Task objective: A word-for-word copy of the records that follow is needed, with every picture omitted.

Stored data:
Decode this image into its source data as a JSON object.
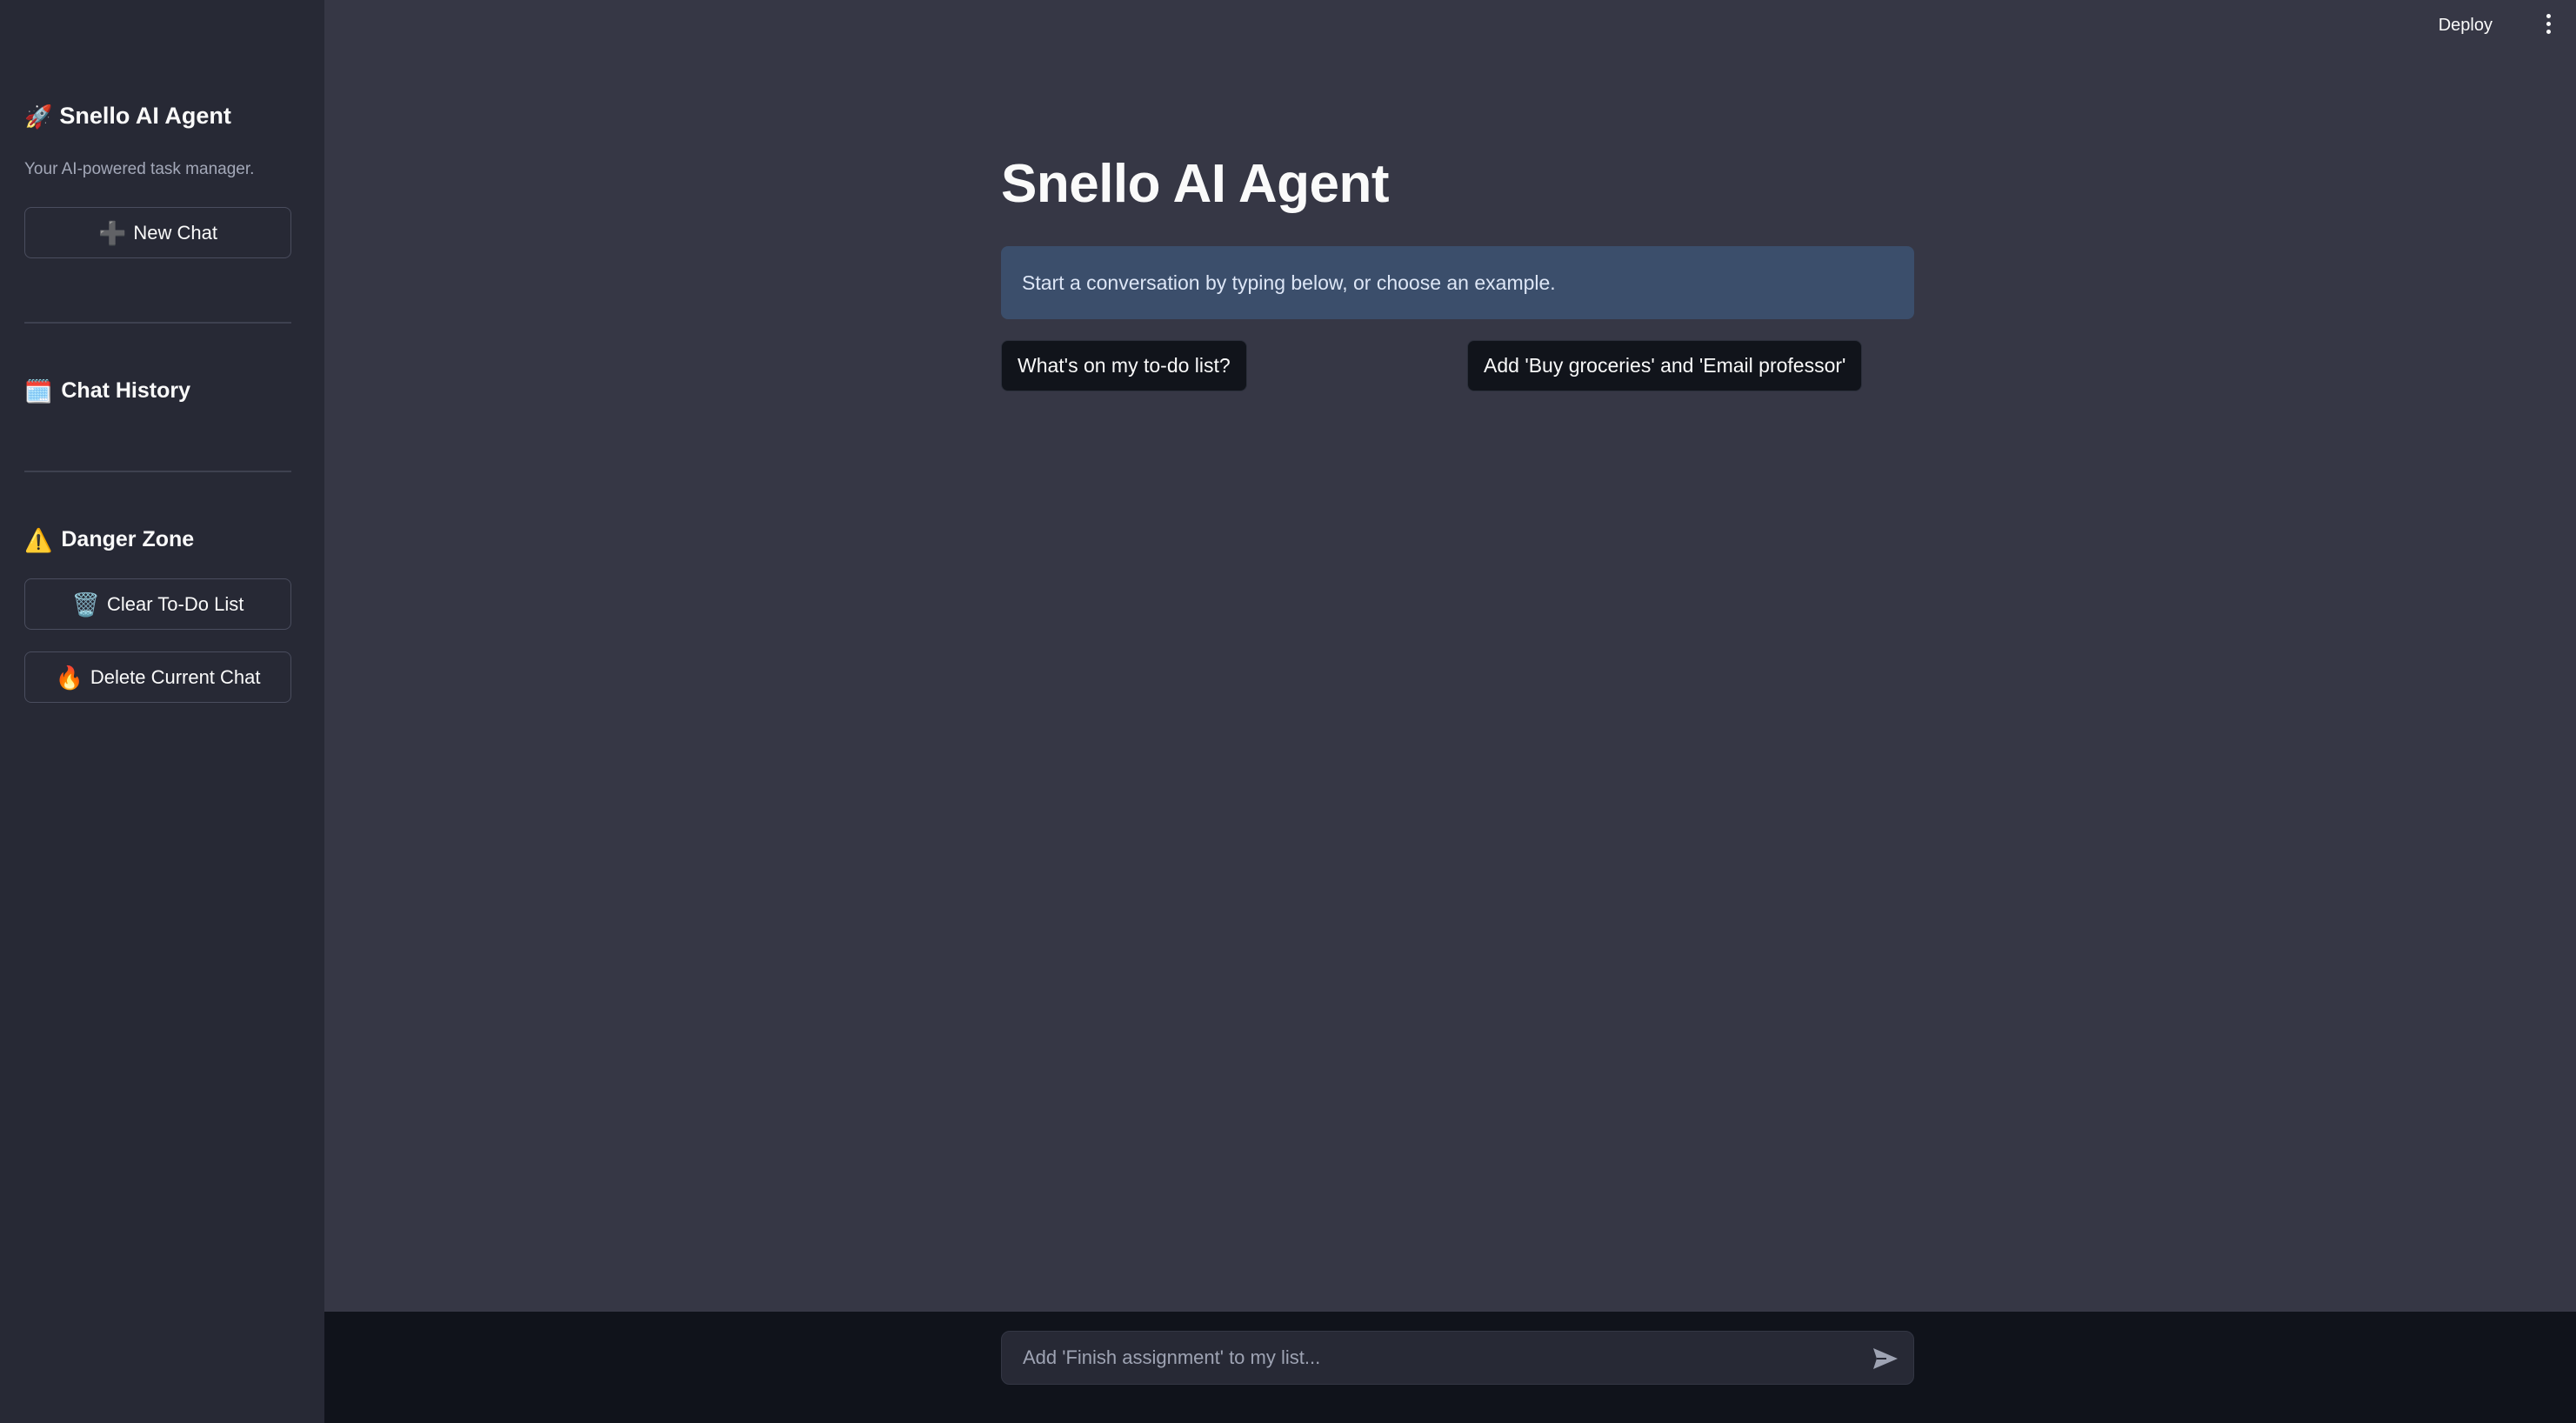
{
  "topbar": {
    "deploy_label": "Deploy",
    "menu_icon": "vertical-ellipsis-icon"
  },
  "sidebar": {
    "title_icon": "🚀",
    "title": "Snello AI Agent",
    "subtitle": "Your AI-powered task manager.",
    "new_chat": {
      "icon": "➕",
      "label": "New Chat"
    },
    "history_icon": "🗓️",
    "history_heading": "Chat History",
    "danger_icon": "⚠️",
    "danger_heading": "Danger Zone",
    "clear_todo": {
      "icon": "🗑️",
      "label": "Clear To-Do List"
    },
    "delete_chat": {
      "icon": "🔥",
      "label": "Delete Current Chat"
    }
  },
  "main": {
    "title": "Snello AI Agent",
    "info_text": "Start a conversation by typing below, or choose an example.",
    "examples": [
      "What's on my to-do list?",
      "Add 'Buy groceries' and 'Email professor'"
    ]
  },
  "chat_input": {
    "placeholder": "Add 'Finish assignment' to my list...",
    "value": "",
    "send_icon": "send-icon"
  }
}
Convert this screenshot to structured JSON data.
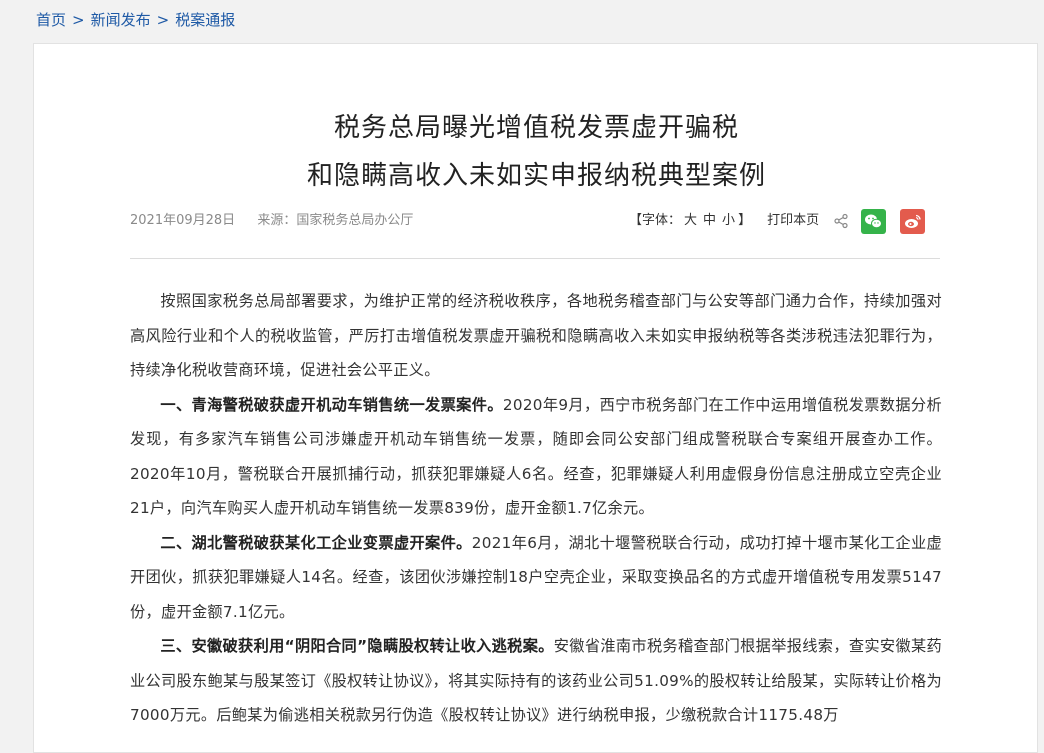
{
  "breadcrumb": {
    "items": [
      "首页",
      "新闻发布",
      "税案通报"
    ],
    "separator": ">"
  },
  "article": {
    "title_line1": "税务总局曝光增值税发票虚开骗税",
    "title_line2": "和隐瞒高收入未如实申报纳税典型案例",
    "date": "2021年09月28日",
    "source": "来源：国家税务总局办公厅"
  },
  "tools": {
    "font_size_label_open": "【字体：",
    "font_large": "大",
    "font_medium": "中",
    "font_small": "小",
    "font_size_label_close": "】",
    "print": "打印本页",
    "icons": [
      "share-icon",
      "wechat-icon",
      "weibo-icon"
    ]
  },
  "paragraphs": [
    {
      "heading": "",
      "text": "按照国家税务总局部署要求，为维护正常的经济税收秩序，各地税务稽查部门与公安等部门通力合作，持续加强对高风险行业和个人的税收监管，严厉打击增值税发票虚开骗税和隐瞒高收入未如实申报纳税等各类涉税违法犯罪行为，持续净化税收营商环境，促进社会公平正义。"
    },
    {
      "heading": "一、青海警税破获虚开机动车销售统一发票案件。",
      "text": "2020年9月，西宁市税务部门在工作中运用增值税发票数据分析发现，有多家汽车销售公司涉嫌虚开机动车销售统一发票，随即会同公安部门组成警税联合专案组开展查办工作。2020年10月，警税联合开展抓捕行动，抓获犯罪嫌疑人6名。经查，犯罪嫌疑人利用虚假身份信息注册成立空壳企业21户，向汽车购买人虚开机动车销售统一发票839份，虚开金额1.7亿余元。"
    },
    {
      "heading": "二、湖北警税破获某化工企业变票虚开案件。",
      "text": "2021年6月，湖北十堰警税联合行动，成功打掉十堰市某化工企业虚开团伙，抓获犯罪嫌疑人14名。经查，该团伙涉嫌控制18户空壳企业，采取变换品名的方式虚开增值税专用发票5147份，虚开金额7.1亿元。"
    },
    {
      "heading": "三、安徽破获利用“阴阳合同”隐瞒股权转让收入逃税案。",
      "text": "安徽省淮南市税务稽查部门根据举报线索，查实安徽某药业公司股东鲍某与殷某签订《股权转让协议》，将其实际持有的该药业公司51.09%的股权转让给殷某，实际转让价格为7000万元。后鲍某为偷逃相关税款另行伪造《股权转让协议》进行纳税申报，少缴税款合计1175.48万"
    }
  ],
  "colors": {
    "link": "#1f5aa6",
    "wechat": "#35b34a",
    "weibo": "#e35b4d",
    "page_bg": "#f2f2f2"
  }
}
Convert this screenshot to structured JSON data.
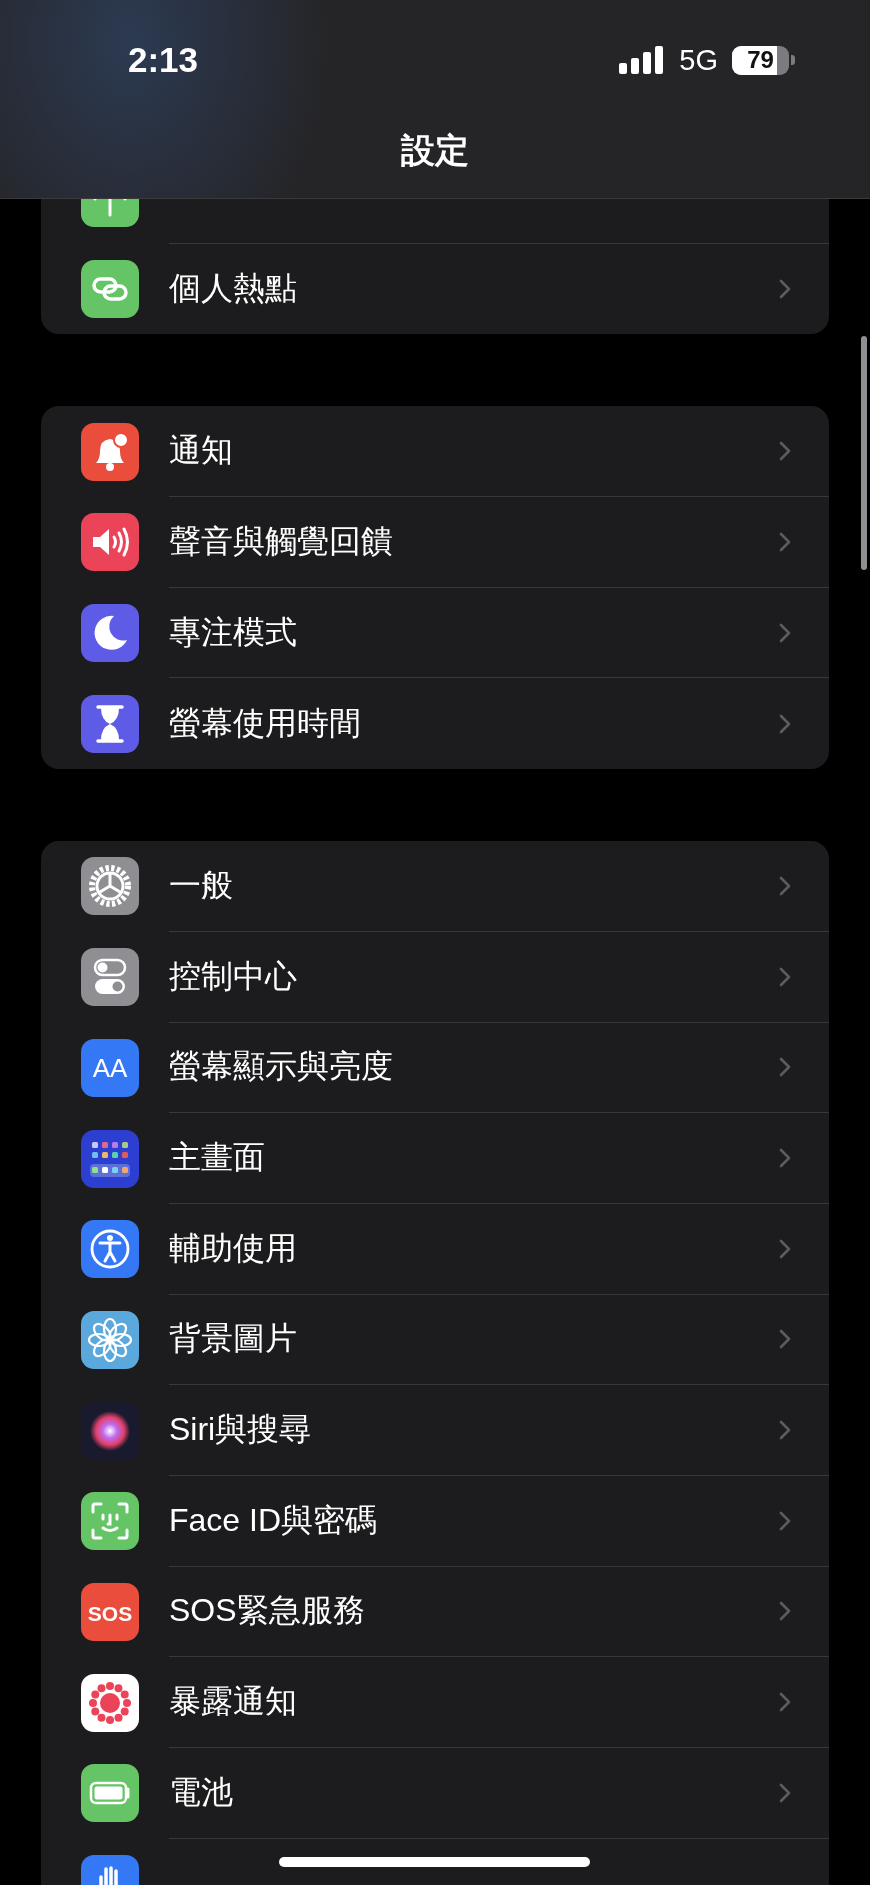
{
  "status_bar": {
    "time": "2:13",
    "network": "5G",
    "battery": {
      "reading": "79",
      "level": 0.79
    }
  },
  "title": "設定",
  "groups": [
    {
      "items": [
        {
          "kind": "cellular"
        },
        {
          "kind": "hotspot",
          "label": "個人熱點"
        }
      ]
    },
    {
      "items": [
        {
          "kind": "notifications",
          "label": "通知"
        },
        {
          "kind": "sounds",
          "label": "聲音與觸覺回饋"
        },
        {
          "kind": "focus",
          "label": "專注模式"
        },
        {
          "kind": "screentime",
          "label": "螢幕使用時間"
        }
      ]
    },
    {
      "items": [
        {
          "kind": "general",
          "label": "一般"
        },
        {
          "kind": "control",
          "label": "控制中心"
        },
        {
          "kind": "display",
          "label": "螢幕顯示與亮度",
          "icon_text": "AA"
        },
        {
          "kind": "homescreen",
          "label": "主畫面"
        },
        {
          "kind": "accessibility",
          "label": "輔助使用"
        },
        {
          "kind": "wallpaper",
          "label": "背景圖片"
        },
        {
          "kind": "siri",
          "label": "Siri與搜尋"
        },
        {
          "kind": "faceid",
          "label": "Face ID與密碼"
        },
        {
          "kind": "sos",
          "label": "SOS緊急服務",
          "icon_text": "SOS"
        },
        {
          "kind": "exposure",
          "label": "暴露通知"
        },
        {
          "kind": "battery",
          "label": "電池"
        },
        {
          "kind": "privacy"
        }
      ]
    }
  ]
}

Output below:
Decode this image into its source data as a JSON object.
{
  "topbar": {
    "deploy_label": "Deploy",
    "menu_icon": "vertical-ellipsis-icon"
  },
  "sidebar": {
    "title_icon": "🚀",
    "title": "Snello AI Agent",
    "subtitle": "Your AI-powered task manager.",
    "new_chat": {
      "icon": "➕",
      "label": "New Chat"
    },
    "history_icon": "🗓️",
    "history_heading": "Chat History",
    "danger_icon": "⚠️",
    "danger_heading": "Danger Zone",
    "clear_todo": {
      "icon": "🗑️",
      "label": "Clear To-Do List"
    },
    "delete_chat": {
      "icon": "🔥",
      "label": "Delete Current Chat"
    }
  },
  "main": {
    "title": "Snello AI Agent",
    "info_text": "Start a conversation by typing below, or choose an example.",
    "examples": [
      "What's on my to-do list?",
      "Add 'Buy groceries' and 'Email professor'"
    ]
  },
  "chat_input": {
    "placeholder": "Add 'Finish assignment' to my list...",
    "value": "",
    "send_icon": "send-icon"
  }
}
Convert this screenshot to structured JSON data.
{
  "breadcrumb": {
    "items": [
      "首页",
      "新闻发布",
      "税案通报"
    ],
    "separator": ">"
  },
  "article": {
    "title_line1": "税务总局曝光增值税发票虚开骗税",
    "title_line2": "和隐瞒高收入未如实申报纳税典型案例",
    "date": "2021年09月28日",
    "source": "来源：国家税务总局办公厅"
  },
  "tools": {
    "font_size_label_open": "【字体：",
    "font_large": "大",
    "font_medium": "中",
    "font_small": "小",
    "font_size_label_close": "】",
    "print": "打印本页",
    "icons": [
      "share-icon",
      "wechat-icon",
      "weibo-icon"
    ]
  },
  "paragraphs": [
    {
      "heading": "",
      "text": "按照国家税务总局部署要求，为维护正常的经济税收秩序，各地税务稽查部门与公安等部门通力合作，持续加强对高风险行业和个人的税收监管，严厉打击增值税发票虚开骗税和隐瞒高收入未如实申报纳税等各类涉税违法犯罪行为，持续净化税收营商环境，促进社会公平正义。"
    },
    {
      "heading": "一、青海警税破获虚开机动车销售统一发票案件。",
      "text": "2020年9月，西宁市税务部门在工作中运用增值税发票数据分析发现，有多家汽车销售公司涉嫌虚开机动车销售统一发票，随即会同公安部门组成警税联合专案组开展查办工作。2020年10月，警税联合开展抓捕行动，抓获犯罪嫌疑人6名。经查，犯罪嫌疑人利用虚假身份信息注册成立空壳企业21户，向汽车购买人虚开机动车销售统一发票839份，虚开金额1.7亿余元。"
    },
    {
      "heading": "二、湖北警税破获某化工企业变票虚开案件。",
      "text": "2021年6月，湖北十堰警税联合行动，成功打掉十堰市某化工企业虚开团伙，抓获犯罪嫌疑人14名。经查，该团伙涉嫌控制18户空壳企业，采取变换品名的方式虚开增值税专用发票5147份，虚开金额7.1亿元。"
    },
    {
      "heading": "三、安徽破获利用“阴阳合同”隐瞒股权转让收入逃税案。",
      "text": "安徽省淮南市税务稽查部门根据举报线索，查实安徽某药业公司股东鲍某与殷某签订《股权转让协议》，将其实际持有的该药业公司51.09%的股权转让给殷某，实际转让价格为7000万元。后鲍某为偷逃相关税款另行伪造《股权转让协议》进行纳税申报，少缴税款合计1175.48万"
    }
  ],
  "colors": {
    "link": "#1f5aa6",
    "wechat": "#35b34a",
    "weibo": "#e35b4d",
    "page_bg": "#f2f2f2"
  }
}
Convert this screenshot to structured JSON data.
{
  "status_bar": {
    "time": "2:13",
    "network": "5G",
    "battery": {
      "reading": "79",
      "level": 0.79
    }
  },
  "title": "設定",
  "groups": [
    {
      "items": [
        {
          "kind": "cellular"
        },
        {
          "kind": "hotspot",
          "label": "個人熱點"
        }
      ]
    },
    {
      "items": [
        {
          "kind": "notifications",
          "label": "通知"
        },
        {
          "kind": "sounds",
          "label": "聲音與觸覺回饋"
        },
        {
          "kind": "focus",
          "label": "專注模式"
        },
        {
          "kind": "screentime",
          "label": "螢幕使用時間"
        }
      ]
    },
    {
      "items": [
        {
          "kind": "general",
          "label": "一般"
        },
        {
          "kind": "control",
          "label": "控制中心"
        },
        {
          "kind": "display",
          "label": "螢幕顯示與亮度",
          "icon_text": "AA"
        },
        {
          "kind": "homescreen",
          "label": "主畫面"
        },
        {
          "kind": "accessibility",
          "label": "輔助使用"
        },
        {
          "kind": "wallpaper",
          "label": "背景圖片"
        },
        {
          "kind": "siri",
          "label": "Siri與搜尋"
        },
        {
          "kind": "faceid",
          "label": "Face ID與密碼"
        },
        {
          "kind": "sos",
          "label": "SOS緊急服務",
          "icon_text": "SOS"
        },
        {
          "kind": "exposure",
          "label": "暴露通知"
        },
        {
          "kind": "battery",
          "label": "電池"
        },
        {
          "kind": "privacy"
        }
      ]
    }
  ]
}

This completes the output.